"When it became clear that these leaders were stuck on the point of dismissing the parliament, dismissing the government, dismissing the army, and asking to sit beneath the international community and ruin our nation, then it became parliament's responsibility to take its right," he continued.
The international community is "part and parcel of the ever-morphing political dilemma in Somalia," Abukar Arman, a former Somali diplomat and commentator on Somali affairs, told The New Arab.
Whilst the international community can play a role in pressuring stakeholders to talk, Arman continued, a sustainable solution requires "Somali-owned and sponsored genuine reconciliation".
The path however appears to be a bumpy one. Speaking to VOA Somali, elder statesman and former Hirshabelle state president Mohamed Abdi Ware highlighted two important points of difference.

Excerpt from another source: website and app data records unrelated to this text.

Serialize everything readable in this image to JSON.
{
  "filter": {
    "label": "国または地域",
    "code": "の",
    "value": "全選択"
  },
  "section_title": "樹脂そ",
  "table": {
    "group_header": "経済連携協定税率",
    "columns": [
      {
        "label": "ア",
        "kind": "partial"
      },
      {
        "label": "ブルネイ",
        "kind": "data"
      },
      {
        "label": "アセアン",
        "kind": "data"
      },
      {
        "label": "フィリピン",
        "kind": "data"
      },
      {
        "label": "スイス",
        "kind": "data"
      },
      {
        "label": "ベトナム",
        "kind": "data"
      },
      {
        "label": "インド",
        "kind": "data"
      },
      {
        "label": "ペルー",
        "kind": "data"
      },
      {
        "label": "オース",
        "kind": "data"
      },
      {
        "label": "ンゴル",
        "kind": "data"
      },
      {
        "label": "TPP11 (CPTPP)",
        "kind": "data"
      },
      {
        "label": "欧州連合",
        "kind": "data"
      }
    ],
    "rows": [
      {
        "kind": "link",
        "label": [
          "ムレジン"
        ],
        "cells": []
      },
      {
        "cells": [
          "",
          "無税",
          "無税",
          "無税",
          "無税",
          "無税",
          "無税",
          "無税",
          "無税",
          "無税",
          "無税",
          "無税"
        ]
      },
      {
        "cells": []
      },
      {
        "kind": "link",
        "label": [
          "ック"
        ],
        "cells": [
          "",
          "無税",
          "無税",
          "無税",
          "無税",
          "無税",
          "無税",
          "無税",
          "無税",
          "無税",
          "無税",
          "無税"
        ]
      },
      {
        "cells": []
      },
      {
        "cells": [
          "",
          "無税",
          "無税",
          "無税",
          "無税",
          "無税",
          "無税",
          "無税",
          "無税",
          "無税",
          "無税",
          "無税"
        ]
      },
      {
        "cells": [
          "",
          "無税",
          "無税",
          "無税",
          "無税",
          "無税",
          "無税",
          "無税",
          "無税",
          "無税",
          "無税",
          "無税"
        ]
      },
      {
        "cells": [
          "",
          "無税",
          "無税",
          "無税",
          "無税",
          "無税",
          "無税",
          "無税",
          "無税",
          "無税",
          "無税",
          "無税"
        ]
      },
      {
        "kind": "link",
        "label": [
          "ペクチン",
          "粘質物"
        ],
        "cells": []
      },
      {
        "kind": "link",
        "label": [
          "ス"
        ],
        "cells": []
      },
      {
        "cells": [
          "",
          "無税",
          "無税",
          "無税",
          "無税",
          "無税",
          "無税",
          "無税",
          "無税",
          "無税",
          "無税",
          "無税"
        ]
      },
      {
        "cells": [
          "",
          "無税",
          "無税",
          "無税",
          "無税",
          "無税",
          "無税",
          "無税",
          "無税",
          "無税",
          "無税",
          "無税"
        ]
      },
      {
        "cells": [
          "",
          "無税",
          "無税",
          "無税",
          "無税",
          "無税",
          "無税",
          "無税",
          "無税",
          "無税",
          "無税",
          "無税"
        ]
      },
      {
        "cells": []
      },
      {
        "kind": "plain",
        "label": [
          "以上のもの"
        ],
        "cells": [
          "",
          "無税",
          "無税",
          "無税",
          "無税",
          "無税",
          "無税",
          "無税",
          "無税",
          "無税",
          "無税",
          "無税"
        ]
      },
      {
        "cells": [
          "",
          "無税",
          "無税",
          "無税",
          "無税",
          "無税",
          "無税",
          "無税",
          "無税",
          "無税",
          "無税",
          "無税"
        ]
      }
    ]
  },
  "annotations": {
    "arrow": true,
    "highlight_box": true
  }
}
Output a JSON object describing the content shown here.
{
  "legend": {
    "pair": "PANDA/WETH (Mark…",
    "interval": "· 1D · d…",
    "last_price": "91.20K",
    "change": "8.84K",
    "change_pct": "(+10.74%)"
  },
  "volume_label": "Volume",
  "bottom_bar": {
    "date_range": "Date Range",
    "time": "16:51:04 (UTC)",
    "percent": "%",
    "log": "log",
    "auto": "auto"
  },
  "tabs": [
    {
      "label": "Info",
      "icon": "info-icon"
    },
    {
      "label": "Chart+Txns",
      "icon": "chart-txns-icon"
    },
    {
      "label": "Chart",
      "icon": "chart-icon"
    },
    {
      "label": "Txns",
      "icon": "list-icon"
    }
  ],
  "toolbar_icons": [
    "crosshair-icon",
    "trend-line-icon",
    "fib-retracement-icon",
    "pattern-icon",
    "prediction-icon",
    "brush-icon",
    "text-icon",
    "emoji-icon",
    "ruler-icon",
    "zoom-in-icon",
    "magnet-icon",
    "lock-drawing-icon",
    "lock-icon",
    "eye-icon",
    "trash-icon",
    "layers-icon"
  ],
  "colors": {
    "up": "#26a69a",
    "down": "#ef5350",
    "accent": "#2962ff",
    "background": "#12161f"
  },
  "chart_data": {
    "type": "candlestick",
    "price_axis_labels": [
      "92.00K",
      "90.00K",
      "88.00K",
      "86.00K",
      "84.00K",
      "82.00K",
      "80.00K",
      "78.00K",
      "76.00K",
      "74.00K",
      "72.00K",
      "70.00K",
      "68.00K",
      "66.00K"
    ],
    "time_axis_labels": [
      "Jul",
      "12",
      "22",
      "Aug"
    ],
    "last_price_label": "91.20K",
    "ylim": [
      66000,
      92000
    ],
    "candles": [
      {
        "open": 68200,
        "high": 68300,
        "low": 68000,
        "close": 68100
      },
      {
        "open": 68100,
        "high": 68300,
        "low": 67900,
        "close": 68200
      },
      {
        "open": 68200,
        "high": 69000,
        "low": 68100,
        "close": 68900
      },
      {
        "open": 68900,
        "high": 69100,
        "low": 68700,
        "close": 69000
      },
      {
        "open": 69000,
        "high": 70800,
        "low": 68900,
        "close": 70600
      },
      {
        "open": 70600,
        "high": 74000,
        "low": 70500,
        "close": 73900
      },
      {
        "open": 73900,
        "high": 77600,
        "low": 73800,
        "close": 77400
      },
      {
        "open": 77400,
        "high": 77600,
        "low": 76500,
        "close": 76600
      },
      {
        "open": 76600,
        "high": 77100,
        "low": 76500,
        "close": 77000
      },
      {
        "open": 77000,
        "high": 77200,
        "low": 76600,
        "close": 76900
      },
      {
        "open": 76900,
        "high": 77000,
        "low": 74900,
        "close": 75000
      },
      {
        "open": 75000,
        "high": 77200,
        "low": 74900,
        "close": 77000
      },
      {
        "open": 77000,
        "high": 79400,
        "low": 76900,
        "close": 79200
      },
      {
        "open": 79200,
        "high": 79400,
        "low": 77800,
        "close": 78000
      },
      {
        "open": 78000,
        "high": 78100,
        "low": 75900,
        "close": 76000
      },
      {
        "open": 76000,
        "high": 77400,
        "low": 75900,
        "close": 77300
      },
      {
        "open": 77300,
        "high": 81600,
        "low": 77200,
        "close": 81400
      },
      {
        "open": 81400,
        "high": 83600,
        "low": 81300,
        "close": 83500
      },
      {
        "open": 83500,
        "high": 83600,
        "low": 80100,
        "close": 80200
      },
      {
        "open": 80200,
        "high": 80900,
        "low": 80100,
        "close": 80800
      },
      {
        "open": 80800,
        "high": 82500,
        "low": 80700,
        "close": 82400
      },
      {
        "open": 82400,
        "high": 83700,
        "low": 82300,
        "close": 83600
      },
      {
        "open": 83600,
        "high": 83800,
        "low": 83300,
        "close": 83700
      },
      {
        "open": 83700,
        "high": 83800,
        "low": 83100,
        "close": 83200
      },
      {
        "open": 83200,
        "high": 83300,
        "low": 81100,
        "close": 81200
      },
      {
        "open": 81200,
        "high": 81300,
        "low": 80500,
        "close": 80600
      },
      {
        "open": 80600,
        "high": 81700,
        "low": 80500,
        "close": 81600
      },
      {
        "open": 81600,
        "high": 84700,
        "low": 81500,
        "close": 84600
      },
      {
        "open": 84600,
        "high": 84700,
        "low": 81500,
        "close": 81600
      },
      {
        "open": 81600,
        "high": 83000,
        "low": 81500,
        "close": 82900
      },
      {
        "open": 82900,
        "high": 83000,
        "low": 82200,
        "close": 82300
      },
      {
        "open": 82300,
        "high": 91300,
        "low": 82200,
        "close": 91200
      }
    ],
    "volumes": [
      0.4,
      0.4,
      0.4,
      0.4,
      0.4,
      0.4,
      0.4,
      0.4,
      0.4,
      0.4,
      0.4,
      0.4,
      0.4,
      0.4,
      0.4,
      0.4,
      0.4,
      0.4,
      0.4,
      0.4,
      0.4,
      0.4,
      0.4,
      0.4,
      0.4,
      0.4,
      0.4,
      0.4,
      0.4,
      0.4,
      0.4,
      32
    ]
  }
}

"They disagree on the destiny, vision and direction of the country and the kind of government we will have," he said. But the election issues themselves, he continued, are lower-level tactical disputes as the electoral process will impact its outcome.
The next presidency will be a critical one and all stakeholders realise that. Resolving their issues, Ware said, will require confidence building and good faith negotiation.
The decision to allow the prime minister to manage the elections is expected to help in this regard, as he won't be running as a candidate himself.
"Farmajo is a good negotiator, but he didn't engage in the last round of negotiations in good faith. He militarised the election and attempted to block the movements of the candidates," Barud says. "This is far from the end though, we are just at the beginning of the journey with a very untested driver."
"But we are in a better place today than we were yesterday, not sure about tomorrow."
Follow him on Twitter: @fromadic92